** Opening Material for the task block **

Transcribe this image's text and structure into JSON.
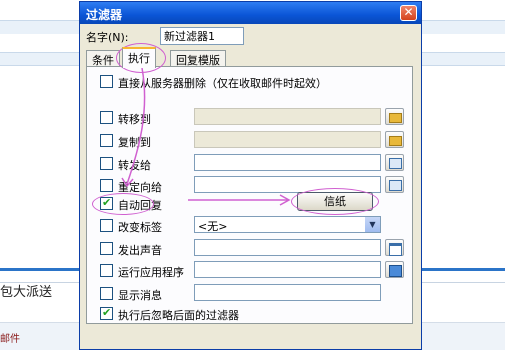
{
  "background": {
    "text_1": "包大派送",
    "text_2": "邮件"
  },
  "dialog": {
    "title": "过滤器",
    "close_glyph": "✕",
    "name_label": "名字(N):",
    "name_value": "新过滤器1"
  },
  "tabs": [
    {
      "label": "条件"
    },
    {
      "label": "执行"
    },
    {
      "label": "回复模版"
    }
  ],
  "actions": [
    {
      "label": "直接从服务器删除（仅在收取邮件时起效）",
      "checked": false
    },
    {
      "label": "转移到",
      "checked": false,
      "icon": "folder-icon"
    },
    {
      "label": "复制到",
      "checked": false,
      "icon": "folder-icon"
    },
    {
      "label": "转发给",
      "checked": false,
      "icon": "address-book-icon"
    },
    {
      "label": "重定向给",
      "checked": false,
      "icon": "address-book-icon"
    },
    {
      "label": "自动回复",
      "checked": true,
      "button": "信纸"
    },
    {
      "label": "改变标签",
      "checked": false,
      "select_value": "<无>"
    },
    {
      "label": "发出声音",
      "checked": false,
      "icon": "list-icon"
    },
    {
      "label": "运行应用程序",
      "checked": false,
      "icon": "browse-icon"
    },
    {
      "label": "显示消息",
      "checked": false
    },
    {
      "label": "执行后忽略后面的过滤器",
      "checked": true
    }
  ],
  "colors": {
    "titlebar": "#0a55d6",
    "annotation": "#d060d0"
  }
}
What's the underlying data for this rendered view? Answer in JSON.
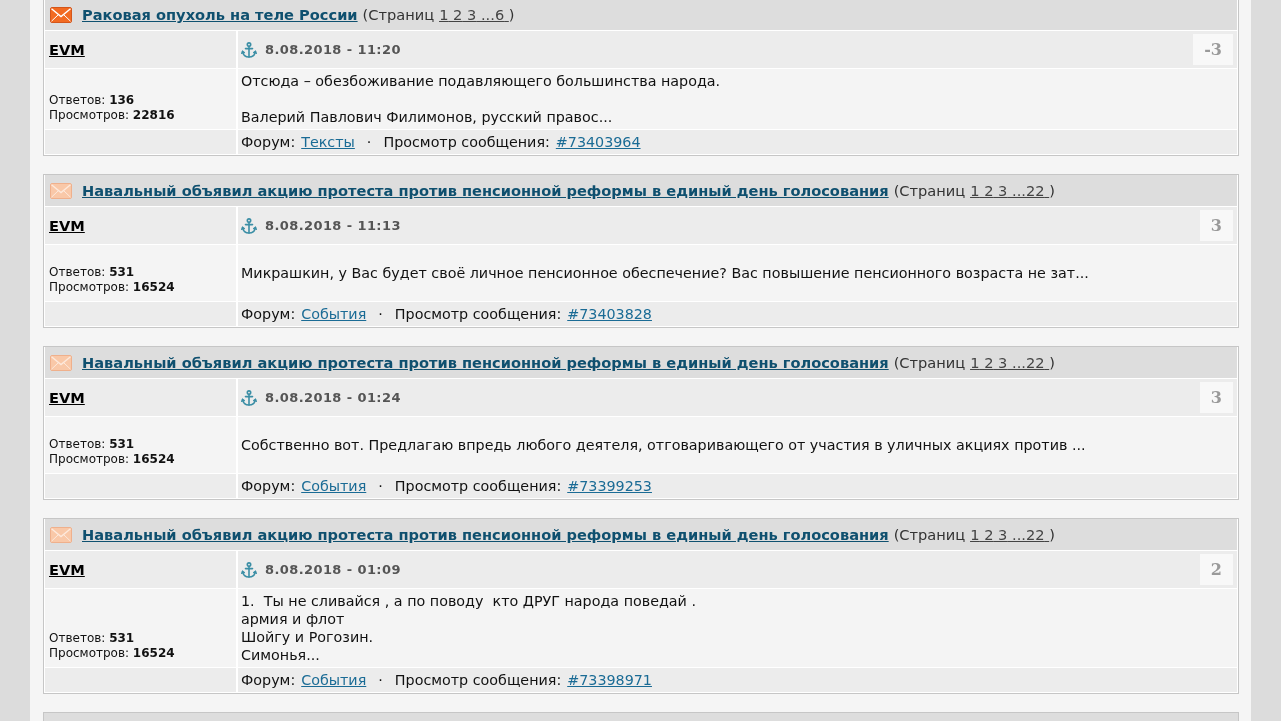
{
  "posts": [
    {
      "unread": true,
      "title": "Раковая опухоль на теле России",
      "pages_label": "(Страниц",
      "pages": [
        "1",
        "2",
        "3",
        "...6"
      ],
      "pages_close": ")",
      "author": "EVM",
      "date": "8.08.2018 - 11:20",
      "score": "-3",
      "stats": [
        "Ответов: **136**",
        "Просмотров: **22816**"
      ],
      "body": "Отсюда – обезбоживание подавляющего большинства народа.\n\nВалерий Павлович Филимонов, русский правос...",
      "forum_label": "Форум:",
      "forum": "Тексты",
      "separator": "·",
      "message_label": "Просмотр сообщения:",
      "message_id": "#73403964"
    },
    {
      "unread": false,
      "title": "Навальный объявил акцию протеста против пенсионной реформы в единый день голосования",
      "pages_label": "(Страниц",
      "pages": [
        "1",
        "2",
        "3",
        "...22"
      ],
      "pages_close": ")",
      "author": "EVM",
      "date": "8.08.2018 - 11:13",
      "score": "3",
      "stats": [
        "Ответов: **531**",
        "Просмотров: **16524**"
      ],
      "body": "Микрашкин, у Вас будет своё личное пенсионное обеспечение? Вас повышение пенсионного возраста не зат...",
      "forum_label": "Форум:",
      "forum": "События",
      "separator": "·",
      "message_label": "Просмотр сообщения:",
      "message_id": "#73403828"
    },
    {
      "unread": false,
      "title": "Навальный объявил акцию протеста против пенсионной реформы в единый день голосования",
      "pages_label": "(Страниц",
      "pages": [
        "1",
        "2",
        "3",
        "...22"
      ],
      "pages_close": ")",
      "author": "EVM",
      "date": "8.08.2018 - 01:24",
      "score": "3",
      "stats": [
        "Ответов: **531**",
        "Просмотров: **16524**"
      ],
      "body": "Собственно вот. Предлагаю впредь любого деятеля, отговаривающего от участия в уличных акциях против ...",
      "forum_label": "Форум:",
      "forum": "События",
      "separator": "·",
      "message_label": "Просмотр сообщения:",
      "message_id": "#73399253"
    },
    {
      "unread": false,
      "title": "Навальный объявил акцию протеста против пенсионной реформы в единый день голосования",
      "pages_label": "(Страниц",
      "pages": [
        "1",
        "2",
        "3",
        "...22"
      ],
      "pages_close": ")",
      "author": "EVM",
      "date": "8.08.2018 - 01:09",
      "score": "2",
      "stats": [
        "Ответов: **531**",
        "Просмотров: **16524**"
      ],
      "body": "1.  Ты не сливайся , а по поводу  кто ДРУГ народа поведай .\nармия и флот\nШойгу и Рогозин.\nСимонья...",
      "forum_label": "Форум:",
      "forum": "События",
      "separator": "·",
      "message_label": "Просмотр сообщения:",
      "message_id": "#73398971"
    }
  ]
}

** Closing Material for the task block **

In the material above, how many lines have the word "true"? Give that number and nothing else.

3